- Material supplied
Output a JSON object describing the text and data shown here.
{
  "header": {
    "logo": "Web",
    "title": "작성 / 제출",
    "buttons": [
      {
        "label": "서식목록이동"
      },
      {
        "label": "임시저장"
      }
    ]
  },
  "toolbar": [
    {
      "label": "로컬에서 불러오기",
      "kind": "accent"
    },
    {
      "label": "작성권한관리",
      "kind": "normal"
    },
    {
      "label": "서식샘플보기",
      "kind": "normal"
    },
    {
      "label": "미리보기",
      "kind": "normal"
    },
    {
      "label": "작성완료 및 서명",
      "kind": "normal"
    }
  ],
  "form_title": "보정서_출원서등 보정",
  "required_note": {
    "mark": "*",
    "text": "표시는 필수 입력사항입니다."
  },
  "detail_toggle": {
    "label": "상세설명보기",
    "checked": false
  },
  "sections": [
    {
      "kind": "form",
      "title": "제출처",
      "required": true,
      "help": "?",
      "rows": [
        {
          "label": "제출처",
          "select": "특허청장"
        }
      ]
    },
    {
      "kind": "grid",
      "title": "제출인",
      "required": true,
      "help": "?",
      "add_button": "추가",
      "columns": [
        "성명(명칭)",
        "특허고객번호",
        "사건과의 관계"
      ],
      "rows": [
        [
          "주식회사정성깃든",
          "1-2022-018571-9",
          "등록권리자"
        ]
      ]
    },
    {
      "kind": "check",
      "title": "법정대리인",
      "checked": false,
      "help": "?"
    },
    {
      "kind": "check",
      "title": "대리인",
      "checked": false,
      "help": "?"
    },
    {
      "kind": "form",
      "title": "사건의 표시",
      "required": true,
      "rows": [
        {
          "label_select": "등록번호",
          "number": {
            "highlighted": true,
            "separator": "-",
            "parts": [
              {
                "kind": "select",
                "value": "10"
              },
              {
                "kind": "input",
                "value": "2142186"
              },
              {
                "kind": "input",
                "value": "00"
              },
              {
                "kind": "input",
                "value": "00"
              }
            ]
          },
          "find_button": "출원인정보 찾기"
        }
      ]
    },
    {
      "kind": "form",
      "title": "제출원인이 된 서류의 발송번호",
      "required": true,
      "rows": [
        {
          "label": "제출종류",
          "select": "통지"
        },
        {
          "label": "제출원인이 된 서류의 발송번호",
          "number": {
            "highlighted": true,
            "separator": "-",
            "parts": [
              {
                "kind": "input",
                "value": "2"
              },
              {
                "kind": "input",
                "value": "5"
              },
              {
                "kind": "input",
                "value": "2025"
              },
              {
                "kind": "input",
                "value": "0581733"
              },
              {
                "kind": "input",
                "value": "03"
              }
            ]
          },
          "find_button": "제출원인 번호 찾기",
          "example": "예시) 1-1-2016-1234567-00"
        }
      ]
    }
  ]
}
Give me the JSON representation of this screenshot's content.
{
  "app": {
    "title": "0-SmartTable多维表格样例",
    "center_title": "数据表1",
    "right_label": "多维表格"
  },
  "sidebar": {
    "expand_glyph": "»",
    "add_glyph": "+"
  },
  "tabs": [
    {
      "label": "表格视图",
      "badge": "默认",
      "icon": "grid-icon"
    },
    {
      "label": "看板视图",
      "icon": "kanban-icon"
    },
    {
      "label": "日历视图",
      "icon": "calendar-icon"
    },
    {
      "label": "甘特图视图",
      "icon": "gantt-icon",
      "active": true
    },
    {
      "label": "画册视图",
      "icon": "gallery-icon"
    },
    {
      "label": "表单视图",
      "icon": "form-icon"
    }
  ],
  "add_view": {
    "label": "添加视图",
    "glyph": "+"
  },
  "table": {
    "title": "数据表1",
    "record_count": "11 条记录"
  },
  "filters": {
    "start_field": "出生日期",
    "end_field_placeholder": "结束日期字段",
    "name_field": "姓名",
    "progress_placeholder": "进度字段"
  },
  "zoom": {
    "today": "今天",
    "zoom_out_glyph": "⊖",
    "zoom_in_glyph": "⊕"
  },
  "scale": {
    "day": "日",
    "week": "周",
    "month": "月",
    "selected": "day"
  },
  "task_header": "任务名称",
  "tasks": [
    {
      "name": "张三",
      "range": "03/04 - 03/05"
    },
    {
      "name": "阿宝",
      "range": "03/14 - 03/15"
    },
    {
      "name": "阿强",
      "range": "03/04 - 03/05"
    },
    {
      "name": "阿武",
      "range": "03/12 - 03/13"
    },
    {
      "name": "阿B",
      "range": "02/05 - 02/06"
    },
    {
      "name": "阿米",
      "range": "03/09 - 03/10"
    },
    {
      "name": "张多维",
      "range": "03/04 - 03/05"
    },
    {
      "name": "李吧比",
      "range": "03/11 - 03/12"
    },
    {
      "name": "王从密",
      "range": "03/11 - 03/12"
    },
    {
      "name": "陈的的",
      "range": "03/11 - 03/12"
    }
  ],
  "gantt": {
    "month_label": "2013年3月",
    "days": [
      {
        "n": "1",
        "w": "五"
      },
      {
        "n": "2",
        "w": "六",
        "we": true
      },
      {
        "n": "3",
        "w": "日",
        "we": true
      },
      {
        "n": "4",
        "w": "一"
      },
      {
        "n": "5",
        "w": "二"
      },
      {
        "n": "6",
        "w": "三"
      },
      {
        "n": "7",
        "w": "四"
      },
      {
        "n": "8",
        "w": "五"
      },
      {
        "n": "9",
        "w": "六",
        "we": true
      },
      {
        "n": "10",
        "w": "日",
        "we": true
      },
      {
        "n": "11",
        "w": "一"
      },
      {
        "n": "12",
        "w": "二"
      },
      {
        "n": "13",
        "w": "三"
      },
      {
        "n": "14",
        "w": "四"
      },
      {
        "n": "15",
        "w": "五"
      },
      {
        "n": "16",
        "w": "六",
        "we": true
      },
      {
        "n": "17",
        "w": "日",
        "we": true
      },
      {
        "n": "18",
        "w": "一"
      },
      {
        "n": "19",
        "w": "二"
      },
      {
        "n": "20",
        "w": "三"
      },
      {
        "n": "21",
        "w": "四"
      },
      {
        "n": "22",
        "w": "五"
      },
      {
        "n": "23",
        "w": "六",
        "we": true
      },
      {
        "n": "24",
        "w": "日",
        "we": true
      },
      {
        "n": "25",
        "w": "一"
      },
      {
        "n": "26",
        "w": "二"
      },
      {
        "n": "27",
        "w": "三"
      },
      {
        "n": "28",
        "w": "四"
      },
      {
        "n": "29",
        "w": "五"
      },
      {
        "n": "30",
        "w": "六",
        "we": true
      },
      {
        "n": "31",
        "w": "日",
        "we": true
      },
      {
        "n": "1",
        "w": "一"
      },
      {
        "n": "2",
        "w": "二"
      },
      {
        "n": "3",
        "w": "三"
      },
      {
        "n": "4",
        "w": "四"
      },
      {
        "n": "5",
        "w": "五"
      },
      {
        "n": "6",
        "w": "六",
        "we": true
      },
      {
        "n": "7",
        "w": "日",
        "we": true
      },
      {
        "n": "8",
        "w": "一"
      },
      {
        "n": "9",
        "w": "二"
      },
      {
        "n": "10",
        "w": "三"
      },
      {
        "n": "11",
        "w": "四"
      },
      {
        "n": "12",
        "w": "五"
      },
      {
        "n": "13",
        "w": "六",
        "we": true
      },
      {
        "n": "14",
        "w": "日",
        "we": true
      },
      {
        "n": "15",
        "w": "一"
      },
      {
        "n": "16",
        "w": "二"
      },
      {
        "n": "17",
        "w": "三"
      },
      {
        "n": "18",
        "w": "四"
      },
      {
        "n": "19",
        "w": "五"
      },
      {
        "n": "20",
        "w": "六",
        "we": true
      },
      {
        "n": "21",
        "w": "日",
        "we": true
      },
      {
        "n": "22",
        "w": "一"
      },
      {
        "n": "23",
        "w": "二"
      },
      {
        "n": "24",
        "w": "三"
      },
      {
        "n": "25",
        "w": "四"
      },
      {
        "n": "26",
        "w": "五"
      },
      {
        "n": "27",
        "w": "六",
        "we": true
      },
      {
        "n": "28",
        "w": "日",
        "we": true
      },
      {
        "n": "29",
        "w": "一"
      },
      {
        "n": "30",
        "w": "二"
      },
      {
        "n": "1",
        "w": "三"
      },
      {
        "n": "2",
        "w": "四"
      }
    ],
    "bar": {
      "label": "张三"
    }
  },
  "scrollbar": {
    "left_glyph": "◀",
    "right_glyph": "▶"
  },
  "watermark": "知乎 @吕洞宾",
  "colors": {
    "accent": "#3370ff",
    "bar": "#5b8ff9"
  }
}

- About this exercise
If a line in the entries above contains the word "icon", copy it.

- Finished task
      "icon": "grid-icon"
      "icon": "kanban-icon"
      "icon": "calendar-icon"
      "icon": "gantt-icon",
      "icon": "gallery-icon"
      "icon": "form-icon"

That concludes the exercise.